### What you will do
Character for character, reproduce every entry below.

..........

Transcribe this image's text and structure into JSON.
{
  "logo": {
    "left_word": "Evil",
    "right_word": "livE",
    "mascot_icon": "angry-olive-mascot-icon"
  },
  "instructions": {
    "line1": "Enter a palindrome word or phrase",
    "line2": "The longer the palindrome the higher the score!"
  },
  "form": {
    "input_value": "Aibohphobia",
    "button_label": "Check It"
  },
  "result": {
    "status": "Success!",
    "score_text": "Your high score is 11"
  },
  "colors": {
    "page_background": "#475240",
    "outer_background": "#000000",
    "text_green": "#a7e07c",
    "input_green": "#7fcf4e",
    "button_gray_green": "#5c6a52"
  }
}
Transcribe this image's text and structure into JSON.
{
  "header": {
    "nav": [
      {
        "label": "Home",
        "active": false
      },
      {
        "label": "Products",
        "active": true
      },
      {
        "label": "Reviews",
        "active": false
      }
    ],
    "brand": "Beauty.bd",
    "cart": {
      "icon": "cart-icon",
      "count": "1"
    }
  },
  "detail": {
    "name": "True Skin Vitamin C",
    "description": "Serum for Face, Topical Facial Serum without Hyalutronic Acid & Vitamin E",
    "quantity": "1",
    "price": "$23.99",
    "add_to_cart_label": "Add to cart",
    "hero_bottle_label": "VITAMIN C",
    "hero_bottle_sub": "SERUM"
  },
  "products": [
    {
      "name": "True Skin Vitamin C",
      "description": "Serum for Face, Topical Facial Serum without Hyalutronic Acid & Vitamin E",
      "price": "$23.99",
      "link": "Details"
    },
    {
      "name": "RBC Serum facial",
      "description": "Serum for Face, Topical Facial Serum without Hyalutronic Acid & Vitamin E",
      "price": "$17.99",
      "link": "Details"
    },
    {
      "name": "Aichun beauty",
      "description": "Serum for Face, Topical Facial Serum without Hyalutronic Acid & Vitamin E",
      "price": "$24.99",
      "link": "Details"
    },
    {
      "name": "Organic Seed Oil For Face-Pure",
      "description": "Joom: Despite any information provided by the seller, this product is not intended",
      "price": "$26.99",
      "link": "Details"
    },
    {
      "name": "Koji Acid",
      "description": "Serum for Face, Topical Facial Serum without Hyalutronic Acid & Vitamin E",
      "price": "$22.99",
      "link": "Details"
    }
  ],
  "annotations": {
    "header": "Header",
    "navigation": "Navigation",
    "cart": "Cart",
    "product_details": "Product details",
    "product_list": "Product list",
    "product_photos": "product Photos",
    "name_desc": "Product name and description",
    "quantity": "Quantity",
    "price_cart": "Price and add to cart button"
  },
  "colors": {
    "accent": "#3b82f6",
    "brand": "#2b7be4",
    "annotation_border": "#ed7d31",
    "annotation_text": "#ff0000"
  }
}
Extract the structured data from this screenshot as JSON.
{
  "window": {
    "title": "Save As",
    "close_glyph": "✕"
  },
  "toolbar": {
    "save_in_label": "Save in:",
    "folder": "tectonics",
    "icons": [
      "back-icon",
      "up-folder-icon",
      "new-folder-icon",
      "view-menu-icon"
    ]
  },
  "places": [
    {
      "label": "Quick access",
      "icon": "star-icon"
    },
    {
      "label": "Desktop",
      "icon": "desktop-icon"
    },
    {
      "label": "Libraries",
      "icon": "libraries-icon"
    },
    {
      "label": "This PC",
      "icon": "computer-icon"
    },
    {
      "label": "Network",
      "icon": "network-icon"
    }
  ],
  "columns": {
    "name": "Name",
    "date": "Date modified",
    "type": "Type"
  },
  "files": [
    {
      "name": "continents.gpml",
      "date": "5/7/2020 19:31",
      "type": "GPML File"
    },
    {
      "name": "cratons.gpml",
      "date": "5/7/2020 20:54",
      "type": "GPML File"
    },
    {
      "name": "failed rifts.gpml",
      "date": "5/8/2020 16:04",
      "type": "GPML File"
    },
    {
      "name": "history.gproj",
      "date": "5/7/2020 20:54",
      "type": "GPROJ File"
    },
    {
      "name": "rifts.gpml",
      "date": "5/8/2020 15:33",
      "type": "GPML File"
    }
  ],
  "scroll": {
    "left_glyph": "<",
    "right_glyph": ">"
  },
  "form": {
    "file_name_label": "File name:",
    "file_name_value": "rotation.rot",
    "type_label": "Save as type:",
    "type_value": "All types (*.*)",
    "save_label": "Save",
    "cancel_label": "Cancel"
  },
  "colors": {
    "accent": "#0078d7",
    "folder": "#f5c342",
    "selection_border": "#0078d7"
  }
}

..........

### Response to the exercise
Transcribe this image's text and structure into JSON.
{
  "logo": {
    "left_word": "Evil",
    "right_word": "livE",
    "mascot_icon": "angry-olive-mascot-icon"
  },
  "instructions": {
    "line1": "Enter a palindrome word or phrase",
    "line2": "The longer the palindrome the higher the score!"
  },
  "form": {
    "input_value": "Aibohphobia",
    "button_label": "Check It"
  },
  "result": {
    "status": "Success!",
    "score_text": "Your high score is 11"
  },
  "colors": {
    "page_background": "#475240",
    "outer_background": "#000000",
    "text_green": "#a7e07c",
    "input_green": "#7fcf4e",
    "button_gray_green": "#5c6a52"
  }
}
Transcribe this image's text and structure into JSON.
{
  "header": {
    "nav": [
      {
        "label": "Home",
        "active": false
      },
      {
        "label": "Products",
        "active": true
      },
      {
        "label": "Reviews",
        "active": false
      }
    ],
    "brand": "Beauty.bd",
    "cart": {
      "icon": "cart-icon",
      "count": "1"
    }
  },
  "detail": {
    "name": "True Skin Vitamin C",
    "description": "Serum for Face, Topical Facial Serum without Hyalutronic Acid & Vitamin E",
    "quantity": "1",
    "price": "$23.99",
    "add_to_cart_label": "Add to cart",
    "hero_bottle_label": "VITAMIN C",
    "hero_bottle_sub": "SERUM"
  },
  "products": [
    {
      "name": "True Skin Vitamin C",
      "description": "Serum for Face, Topical Facial Serum without Hyalutronic Acid & Vitamin E",
      "price": "$23.99",
      "link": "Details"
    },
    {
      "name": "RBC Serum facial",
      "description": "Serum for Face, Topical Facial Serum without Hyalutronic Acid & Vitamin E",
      "price": "$17.99",
      "link": "Details"
    },
    {
      "name": "Aichun beauty",
      "description": "Serum for Face, Topical Facial Serum without Hyalutronic Acid & Vitamin E",
      "price": "$24.99",
      "link": "Details"
    },
    {
      "name": "Organic Seed Oil For Face-Pure",
      "description": "Joom: Despite any information provided by the seller, this product is not intended",
      "price": "$26.99",
      "link": "Details"
    },
    {
      "name": "Koji Acid",
      "description": "Serum for Face, Topical Facial Serum without Hyalutronic Acid & Vitamin E",
      "price": "$22.99",
      "link": "Details"
    }
  ],
  "annotations": {
    "header": "Header",
    "navigation": "Navigation",
    "cart": "Cart",
    "product_details": "Product details",
    "product_list": "Product list",
    "product_photos": "product Photos",
    "name_desc": "Product name and description",
    "quantity": "Quantity",
    "price_cart": "Price and add to cart button"
  },
  "colors": {
    "accent": "#3b82f6",
    "brand": "#2b7be4",
    "annotation_border": "#ed7d31",
    "annotation_text": "#ff0000"
  }
}
Extract the structured data from this screenshot as JSON.
{
  "window": {
    "title": "Save As",
    "close_glyph": "✕"
  },
  "toolbar": {
    "save_in_label": "Save in:",
    "folder": "tectonics",
    "icons": [
      "back-icon",
      "up-folder-icon",
      "new-folder-icon",
      "view-menu-icon"
    ]
  },
  "places": [
    {
      "label": "Quick access",
      "icon": "star-icon"
    },
    {
      "label": "Desktop",
      "icon": "desktop-icon"
    },
    {
      "label": "Libraries",
      "icon": "libraries-icon"
    },
    {
      "label": "This PC",
      "icon": "computer-icon"
    },
    {
      "label": "Network",
      "icon": "network-icon"
    }
  ],
  "columns": {
    "name": "Name",
    "date": "Date modified",
    "type": "Type"
  },
  "files": [
    {
      "name": "continents.gpml",
      "date": "5/7/2020 19:31",
      "type": "GPML File"
    },
    {
      "name": "cratons.gpml",
      "date": "5/7/2020 20:54",
      "type": "GPML File"
    },
    {
      "name": "failed rifts.gpml",
      "date": "5/8/2020 16:04",
      "type": "GPML File"
    },
    {
      "name": "history.gproj",
      "date": "5/7/2020 20:54",
      "type": "GPROJ File"
    },
    {
      "name": "rifts.gpml",
      "date": "5/8/2020 15:33",
      "type": "GPML File"
    }
  ],
  "scroll": {
    "left_glyph": "<",
    "right_glyph": ">"
  },
  "form": {
    "file_name_label": "File name:",
    "file_name_value": "rotation.rot",
    "type_label": "Save as type:",
    "type_value": "All types (*.*)",
    "save_label": "Save",
    "cancel_label": "Cancel"
  },
  "colors": {
    "accent": "#0078d7",
    "folder": "#f5c342",
    "selection_border": "#0078d7"
  }
}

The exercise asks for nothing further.